m-Health for antiretroviral treatment support : evidence from India

by Rashmi Josephine Rodrigues

Institution: Karolinska Institute
Year: 2014
Record ID: 1359771
Full text PDF: http://hdl.handle.net/10616/42195

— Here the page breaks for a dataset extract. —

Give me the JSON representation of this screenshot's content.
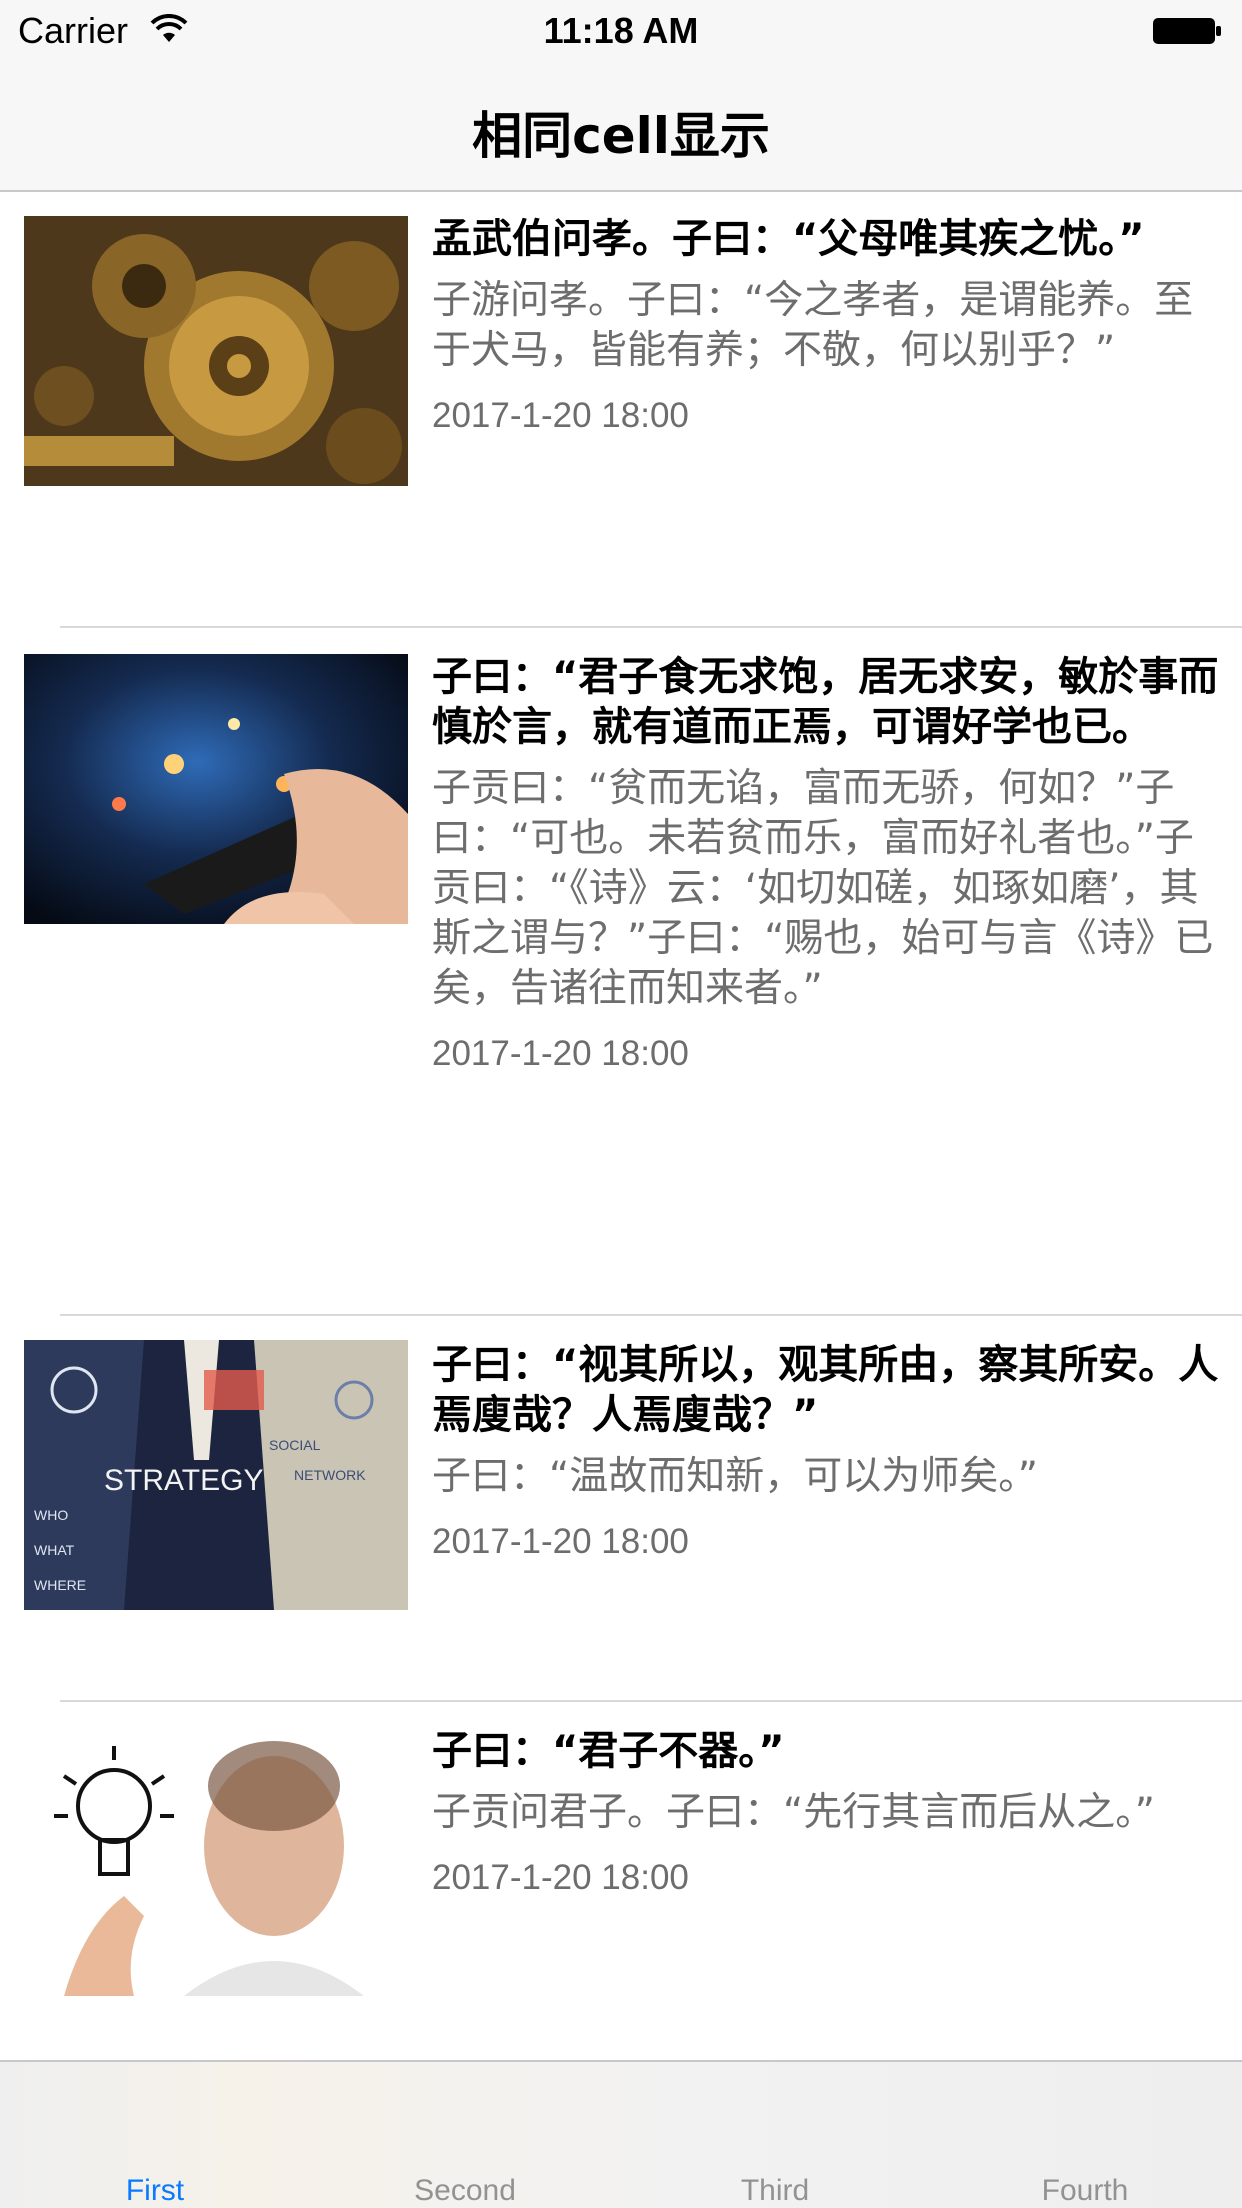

Background: With antiretroviral therapy (ART) HIV infection is now managed like a chronic disease rather than as a fatal disease. Adherence to ART is essential for treatment success. However the high levels of adherence that are necessary and the multifactorial nature of adherence, make adherence to ART a challenge. The recent years have seen a move towards the development of low cost interventions to support adherence to ART. The ubiquity of mobile phones and the low cost of mobile communication provide an opportunity to support patient adherence with mobile phone based reminders. Aim: To test an mHealth intervention to improve adherence to antiretroviral therapy in HIV patients in South India. Perceptions regarding the intervention and costs of the intervention from the perspective of the national program were studied. Methods: HIV patients in South India receiving the routine standard of antiretroviral treatment and care received adherence reminders on their mobile phones. The reminder comprised of (i) an automated interactive voice response (IVR) call in the local language and (ii) a neutral picture short messaging service (SMS), each received once a week. The intervention was first tested in a cohort with 150 patients already on antiretroviral treatment (Study I). The participants were followed up for one year. All participants received the intervention for first six months along with standard care. For the next six months they received standard of care alone. Adherence was measured periodically using the pill count at follow-ups. A cut off of ≥95% was used to define optimal adherence. A complete case analysis, best and worst case scenario approach were used to assess change in adherence over time. The intervention was subsequently tested in 631 ART naïve patients in a parallel design, randomized trial against standard care over 2 years (Study II). Participants were followed up for a period of two years or till treatment failure (primary end point). Treatment failure was defined as a viral load of >400copies of virus/mm3 of plasma on two occasions at least one month apart. Further, sixteen participants from the RCT participated in a qualitative study that assessed perceptions regarding the intervention with in-depth interviews (Study III). Costs of the intervention and its components were studied with a micro-costing approach (Study IV). Results: Complete case analysis in revealed that the proportion of participants with optimal adherence increased from 85% to 91% patients in the cohort during the intervention period, the effect persisted for six months after the intervention was discontinued (p=0.016). In the RCT, there was no statistically significant difference in the time to viral failure between the two groups (HR: 0.96; CI 0.64-1.43). There was also no significant difference in the proportions of participants’…